The contract stated you should just use ballast [rather than some other method to adjust ship’s trim] so the shipyard came up with a scheme that said “well we can use cement” and they were about ready to pour cement when the Crown thought, well this isn’t too good. So we agreed we would put in water ballast, and we did put in water ballast and that was okay. We were about to deliver the second ship, we’d already delivered the first ship, unfortunately somebody turned the wrong valve in the first ship which was now in the government possession, pumped all the water out and the ship was running around with no ballast and was quite unstable so the powers that be in the Crown said “my god we can’t have water ballast because this is unsafe,” so we went ahead and found some lead pigs with handles on it and everything else that we could put in. And we thought we would get away with lead.
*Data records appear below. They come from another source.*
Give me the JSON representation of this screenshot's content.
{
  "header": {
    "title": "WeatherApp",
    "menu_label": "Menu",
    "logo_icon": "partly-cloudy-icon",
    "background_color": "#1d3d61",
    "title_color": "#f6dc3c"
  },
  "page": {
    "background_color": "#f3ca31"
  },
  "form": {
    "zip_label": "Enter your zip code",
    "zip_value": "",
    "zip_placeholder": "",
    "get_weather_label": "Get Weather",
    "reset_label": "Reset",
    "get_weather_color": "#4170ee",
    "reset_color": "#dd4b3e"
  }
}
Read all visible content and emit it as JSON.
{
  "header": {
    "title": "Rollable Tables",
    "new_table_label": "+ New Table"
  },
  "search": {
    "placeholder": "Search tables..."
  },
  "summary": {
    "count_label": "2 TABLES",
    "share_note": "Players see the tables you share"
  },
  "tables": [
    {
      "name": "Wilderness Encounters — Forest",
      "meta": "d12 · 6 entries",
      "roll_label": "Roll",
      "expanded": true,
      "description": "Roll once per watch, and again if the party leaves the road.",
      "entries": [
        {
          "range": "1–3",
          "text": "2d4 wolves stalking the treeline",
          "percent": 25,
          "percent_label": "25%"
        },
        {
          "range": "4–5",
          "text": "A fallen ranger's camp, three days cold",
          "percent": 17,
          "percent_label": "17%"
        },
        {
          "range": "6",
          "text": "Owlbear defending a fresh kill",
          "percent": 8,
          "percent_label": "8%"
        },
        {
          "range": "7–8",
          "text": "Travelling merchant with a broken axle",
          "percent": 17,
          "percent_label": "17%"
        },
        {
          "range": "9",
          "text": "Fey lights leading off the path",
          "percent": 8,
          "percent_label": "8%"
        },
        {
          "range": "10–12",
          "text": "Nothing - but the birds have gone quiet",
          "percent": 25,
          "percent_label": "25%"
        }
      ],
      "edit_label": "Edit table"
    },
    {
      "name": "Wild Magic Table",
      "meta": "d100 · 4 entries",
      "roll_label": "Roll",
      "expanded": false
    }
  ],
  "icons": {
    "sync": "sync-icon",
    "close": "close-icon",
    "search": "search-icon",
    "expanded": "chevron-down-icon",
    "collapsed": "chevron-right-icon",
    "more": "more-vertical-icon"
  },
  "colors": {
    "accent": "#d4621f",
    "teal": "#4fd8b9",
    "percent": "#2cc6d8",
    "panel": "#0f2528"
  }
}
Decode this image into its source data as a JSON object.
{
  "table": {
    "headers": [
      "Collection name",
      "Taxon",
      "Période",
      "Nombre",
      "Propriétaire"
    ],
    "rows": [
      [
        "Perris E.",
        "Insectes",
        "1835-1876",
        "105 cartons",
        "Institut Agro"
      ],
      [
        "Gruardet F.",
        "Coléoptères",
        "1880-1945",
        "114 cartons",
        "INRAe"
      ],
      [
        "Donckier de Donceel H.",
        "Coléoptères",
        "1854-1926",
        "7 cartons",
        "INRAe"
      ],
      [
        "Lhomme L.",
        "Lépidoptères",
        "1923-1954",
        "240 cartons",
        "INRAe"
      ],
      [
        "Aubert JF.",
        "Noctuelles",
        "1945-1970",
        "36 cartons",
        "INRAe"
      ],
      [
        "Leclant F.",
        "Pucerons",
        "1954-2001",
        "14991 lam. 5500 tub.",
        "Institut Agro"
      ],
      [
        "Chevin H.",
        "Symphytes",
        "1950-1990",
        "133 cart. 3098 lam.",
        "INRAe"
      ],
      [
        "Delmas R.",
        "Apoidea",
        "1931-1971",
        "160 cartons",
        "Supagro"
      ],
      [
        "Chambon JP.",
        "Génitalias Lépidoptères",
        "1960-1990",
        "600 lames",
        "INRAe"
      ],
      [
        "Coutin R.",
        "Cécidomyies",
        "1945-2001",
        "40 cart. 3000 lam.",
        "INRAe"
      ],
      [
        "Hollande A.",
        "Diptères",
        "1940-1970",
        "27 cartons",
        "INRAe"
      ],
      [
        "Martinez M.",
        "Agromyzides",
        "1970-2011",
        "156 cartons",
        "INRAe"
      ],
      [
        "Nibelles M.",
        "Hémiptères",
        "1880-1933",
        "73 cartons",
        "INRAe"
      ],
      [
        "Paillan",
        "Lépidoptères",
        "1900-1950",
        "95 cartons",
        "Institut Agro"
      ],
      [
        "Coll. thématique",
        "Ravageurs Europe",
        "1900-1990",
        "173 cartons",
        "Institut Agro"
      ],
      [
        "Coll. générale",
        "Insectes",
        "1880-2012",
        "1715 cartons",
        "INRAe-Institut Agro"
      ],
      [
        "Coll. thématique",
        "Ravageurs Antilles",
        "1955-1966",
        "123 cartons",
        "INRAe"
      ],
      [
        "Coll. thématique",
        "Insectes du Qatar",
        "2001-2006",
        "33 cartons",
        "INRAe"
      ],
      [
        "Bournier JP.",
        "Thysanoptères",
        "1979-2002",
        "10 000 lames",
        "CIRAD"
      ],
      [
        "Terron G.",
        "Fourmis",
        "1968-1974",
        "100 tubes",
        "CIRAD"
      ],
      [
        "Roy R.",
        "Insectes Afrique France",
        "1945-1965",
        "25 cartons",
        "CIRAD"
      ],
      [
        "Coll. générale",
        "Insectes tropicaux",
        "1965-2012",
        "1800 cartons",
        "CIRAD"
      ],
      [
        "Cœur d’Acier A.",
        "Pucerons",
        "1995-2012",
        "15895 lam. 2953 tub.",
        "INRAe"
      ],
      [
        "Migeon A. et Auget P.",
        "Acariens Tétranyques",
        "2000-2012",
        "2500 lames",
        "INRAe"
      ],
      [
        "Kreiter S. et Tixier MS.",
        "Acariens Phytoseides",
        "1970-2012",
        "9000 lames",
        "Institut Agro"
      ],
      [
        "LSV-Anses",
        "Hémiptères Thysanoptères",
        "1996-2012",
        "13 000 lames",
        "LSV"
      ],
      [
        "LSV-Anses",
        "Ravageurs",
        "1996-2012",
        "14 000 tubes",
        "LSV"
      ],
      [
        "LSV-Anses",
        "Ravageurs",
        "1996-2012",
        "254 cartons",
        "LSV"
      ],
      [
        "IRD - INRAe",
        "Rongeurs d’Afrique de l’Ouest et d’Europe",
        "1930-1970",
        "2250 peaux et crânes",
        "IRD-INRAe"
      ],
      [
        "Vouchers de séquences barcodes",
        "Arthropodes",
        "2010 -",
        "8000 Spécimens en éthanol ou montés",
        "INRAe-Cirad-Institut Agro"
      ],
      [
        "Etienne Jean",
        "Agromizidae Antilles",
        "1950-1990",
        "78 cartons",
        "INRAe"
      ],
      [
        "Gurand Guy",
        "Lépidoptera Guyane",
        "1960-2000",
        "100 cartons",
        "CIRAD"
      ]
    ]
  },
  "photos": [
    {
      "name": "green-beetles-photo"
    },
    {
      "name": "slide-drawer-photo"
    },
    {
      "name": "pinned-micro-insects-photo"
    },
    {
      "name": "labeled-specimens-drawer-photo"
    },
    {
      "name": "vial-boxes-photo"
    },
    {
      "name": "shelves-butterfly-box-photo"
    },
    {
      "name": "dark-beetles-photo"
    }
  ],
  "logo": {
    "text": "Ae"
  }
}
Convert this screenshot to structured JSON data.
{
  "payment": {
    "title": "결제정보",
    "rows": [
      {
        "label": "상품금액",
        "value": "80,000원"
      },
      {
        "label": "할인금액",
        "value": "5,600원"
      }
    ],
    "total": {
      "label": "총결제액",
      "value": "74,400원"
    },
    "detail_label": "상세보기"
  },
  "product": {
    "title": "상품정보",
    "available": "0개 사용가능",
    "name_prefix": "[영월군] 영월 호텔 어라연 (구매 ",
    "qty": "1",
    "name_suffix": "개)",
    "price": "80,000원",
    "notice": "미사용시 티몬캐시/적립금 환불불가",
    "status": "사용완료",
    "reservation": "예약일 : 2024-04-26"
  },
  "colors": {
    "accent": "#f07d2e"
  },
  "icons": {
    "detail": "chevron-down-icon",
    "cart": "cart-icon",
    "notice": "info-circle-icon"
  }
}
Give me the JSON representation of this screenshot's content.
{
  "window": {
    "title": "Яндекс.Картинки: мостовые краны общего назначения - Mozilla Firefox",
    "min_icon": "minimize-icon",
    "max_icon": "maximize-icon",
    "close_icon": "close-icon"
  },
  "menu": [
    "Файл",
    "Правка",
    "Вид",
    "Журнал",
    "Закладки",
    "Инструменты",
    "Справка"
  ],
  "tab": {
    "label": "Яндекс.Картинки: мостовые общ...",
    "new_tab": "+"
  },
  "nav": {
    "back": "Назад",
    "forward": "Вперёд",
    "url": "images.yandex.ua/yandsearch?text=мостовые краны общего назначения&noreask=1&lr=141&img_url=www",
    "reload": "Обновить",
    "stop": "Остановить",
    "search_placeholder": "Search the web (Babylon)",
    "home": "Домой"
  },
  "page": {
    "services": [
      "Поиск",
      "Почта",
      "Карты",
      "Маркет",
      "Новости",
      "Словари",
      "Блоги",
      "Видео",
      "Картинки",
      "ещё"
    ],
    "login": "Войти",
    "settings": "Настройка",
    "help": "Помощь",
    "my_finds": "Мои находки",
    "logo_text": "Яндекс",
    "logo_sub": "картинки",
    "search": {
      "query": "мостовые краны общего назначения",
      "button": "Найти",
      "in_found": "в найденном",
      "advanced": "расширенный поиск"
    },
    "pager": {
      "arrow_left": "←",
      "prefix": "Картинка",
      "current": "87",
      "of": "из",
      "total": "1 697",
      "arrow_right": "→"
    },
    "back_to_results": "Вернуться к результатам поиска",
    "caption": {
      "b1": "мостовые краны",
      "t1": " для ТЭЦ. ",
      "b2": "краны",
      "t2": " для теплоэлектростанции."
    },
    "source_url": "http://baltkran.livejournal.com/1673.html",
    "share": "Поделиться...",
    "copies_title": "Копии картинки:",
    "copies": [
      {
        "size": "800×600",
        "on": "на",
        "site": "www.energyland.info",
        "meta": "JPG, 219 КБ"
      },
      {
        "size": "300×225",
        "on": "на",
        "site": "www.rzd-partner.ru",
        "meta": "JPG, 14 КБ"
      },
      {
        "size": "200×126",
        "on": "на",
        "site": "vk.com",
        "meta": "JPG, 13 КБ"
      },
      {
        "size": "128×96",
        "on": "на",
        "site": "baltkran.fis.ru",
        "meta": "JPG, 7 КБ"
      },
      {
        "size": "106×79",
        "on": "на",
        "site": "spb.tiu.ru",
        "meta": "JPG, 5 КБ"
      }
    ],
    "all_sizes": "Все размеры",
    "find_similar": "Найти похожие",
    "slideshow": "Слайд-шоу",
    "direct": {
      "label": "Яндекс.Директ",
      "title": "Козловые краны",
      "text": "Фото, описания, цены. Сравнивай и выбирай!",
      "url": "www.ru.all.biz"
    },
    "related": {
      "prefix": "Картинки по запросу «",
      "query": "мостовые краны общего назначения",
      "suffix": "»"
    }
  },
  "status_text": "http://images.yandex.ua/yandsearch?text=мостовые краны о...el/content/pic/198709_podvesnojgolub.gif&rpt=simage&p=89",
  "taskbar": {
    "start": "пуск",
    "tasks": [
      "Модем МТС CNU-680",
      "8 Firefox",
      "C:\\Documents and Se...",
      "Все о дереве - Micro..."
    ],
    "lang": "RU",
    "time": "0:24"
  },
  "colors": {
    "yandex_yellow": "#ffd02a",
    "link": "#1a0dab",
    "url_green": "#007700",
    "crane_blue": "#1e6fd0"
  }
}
Unfortunately somebody in a senior position in the Crown said “well it was his experience that earlier on in life sailors got into those compartments stole the lead for fishing sinkers and so he wasn’t going to have lead on his ships. So we ended up putting steel ballast in which was a regular pain and I’ll leave it at that.

Despite all of this, Mustard said he felt the MCDV was “one of the more successful projects” he’d ever seen. It came in “on-schedule, or ahead of, on-costs and we gave the government what it wanted.” The only annoying thing, he said, is that:

…ten years after the fact people who don’t know any better write in newspaper articles that the ship can’t do this or can’t do that, not understanding that it was never a requirement. Although we might have tried to get the requirement, the Government at the time said “not enough money” and so we gave them what they asked for.

Now the government is asking that the working lives of the MCDVs be extended another five years — I wonder what Mustard would make of that?